I’m usually very organized during hunt season. I keep essentials in my trailer and I have spares of most of the truly important things.
This morning, I broke with my routine and paid the price. When I looked in my trailer tack room this morning I found that my bit wasn’t clean enough. So, I took it down to the tackroom, cleaned it, and left it hanging on the hook. Imagine my surprise when I pulled up at the hunt (after an hour’s drive) to discover it was missing in action!
I did actually have a spare bridle, of sorts, in the trailer. However it wasn’t ideal — the bit was an old Myler ported snaffle that I’d bought to try on Kroni, the bridle had no cavesson and it was far from clean.
Luckily, when I went begging I found someone who had not one, but two, extra bridles. She thought she was driving two people to the hunt and had loaded their tack before discovering they couldn’t make it. One of them fit Freedom perfectly and I was saved.

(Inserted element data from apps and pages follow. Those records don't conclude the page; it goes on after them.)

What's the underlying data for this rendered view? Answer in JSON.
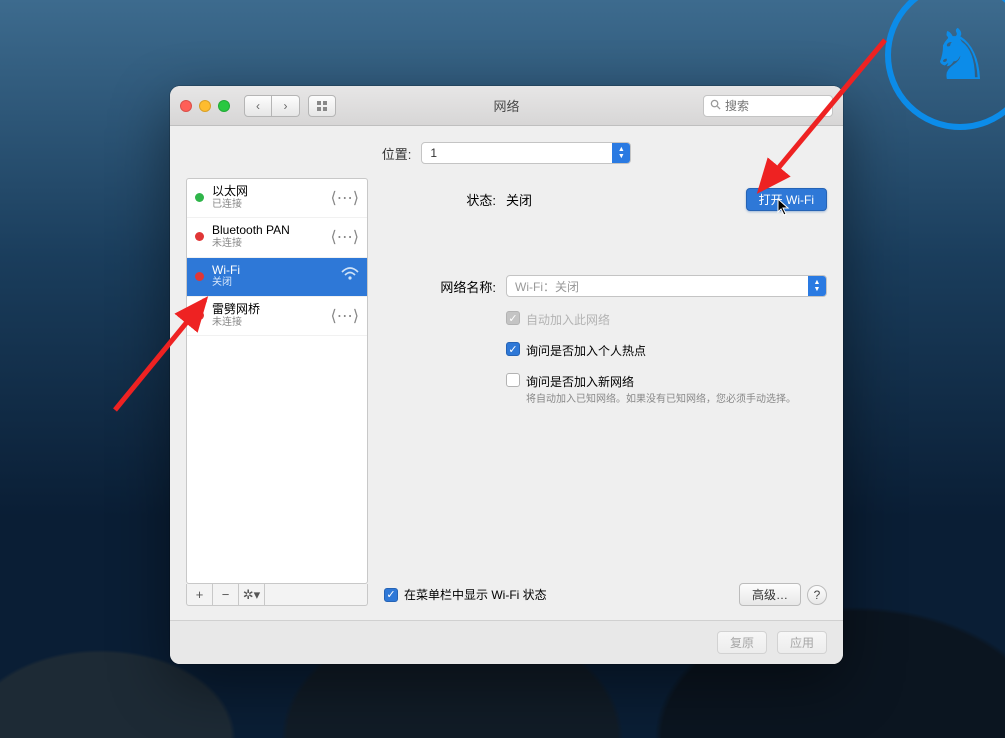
{
  "window": {
    "title": "网络",
    "search_placeholder": "搜索"
  },
  "location": {
    "label": "位置:",
    "value": "1"
  },
  "sidebar": {
    "items": [
      {
        "name": "以太网",
        "sub": "已连接",
        "status": "green",
        "icon": "double-arrow"
      },
      {
        "name": "Bluetooth PAN",
        "sub": "未连接",
        "status": "red",
        "icon": "double-arrow"
      },
      {
        "name": "Wi-Fi",
        "sub": "关闭",
        "status": "red",
        "icon": "wifi",
        "selected": true
      },
      {
        "name": "雷劈网桥",
        "sub": "未连接",
        "status": "red",
        "icon": "double-arrow"
      }
    ]
  },
  "main": {
    "status_label": "状态:",
    "status_value": "关闭",
    "turn_on_label": "打开 Wi-Fi",
    "network_name_label": "网络名称:",
    "network_name_placeholder": "Wi-Fi：关闭",
    "auto_join_label": "自动加入此网络",
    "ask_hotspot_label": "询问是否加入个人热点",
    "ask_new_label": "询问是否加入新网络",
    "ask_new_help": "将自动加入已知网络。如果没有已知网络，您必须手动选择。",
    "menubar_label": "在菜单栏中显示 Wi-Fi 状态",
    "advanced_label": "高级…"
  },
  "footer": {
    "revert": "复原",
    "apply": "应用"
  }
}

Of course, it’s been awhile since I’ve hunted him in a plain snaffle and with no rein stops my martingale was out of the question, but we managed fine. In situations like this I always have to remind myself that I can, and indeed, ride my horse. That I ride in a snaffle most of the time anyway, and that if I can’t ride without a martingale I have larger problems. He knew right away that I had marginal stopping power but he was a good boy and we never really got rolling.
It wasn’t a hunt I wanted to miss – it was our annual Blessing of the Hounds in a beautiful open territory that where we ride infrequently.
It wasn’t a fast hunt but it was so pleasant riding through the open territory! It was a “blessing” to be out there because this area suffered tremendous damage from the Nor’easter storm and hunt members and volunteers put in a ton of work to make the
trails accessible. Trail maintenance is one of the often overlooked benefits of having a hunt in your area. Old North Bridge Hounds invests a lot of time keeping the trails cleared and the jumps maintained and safe.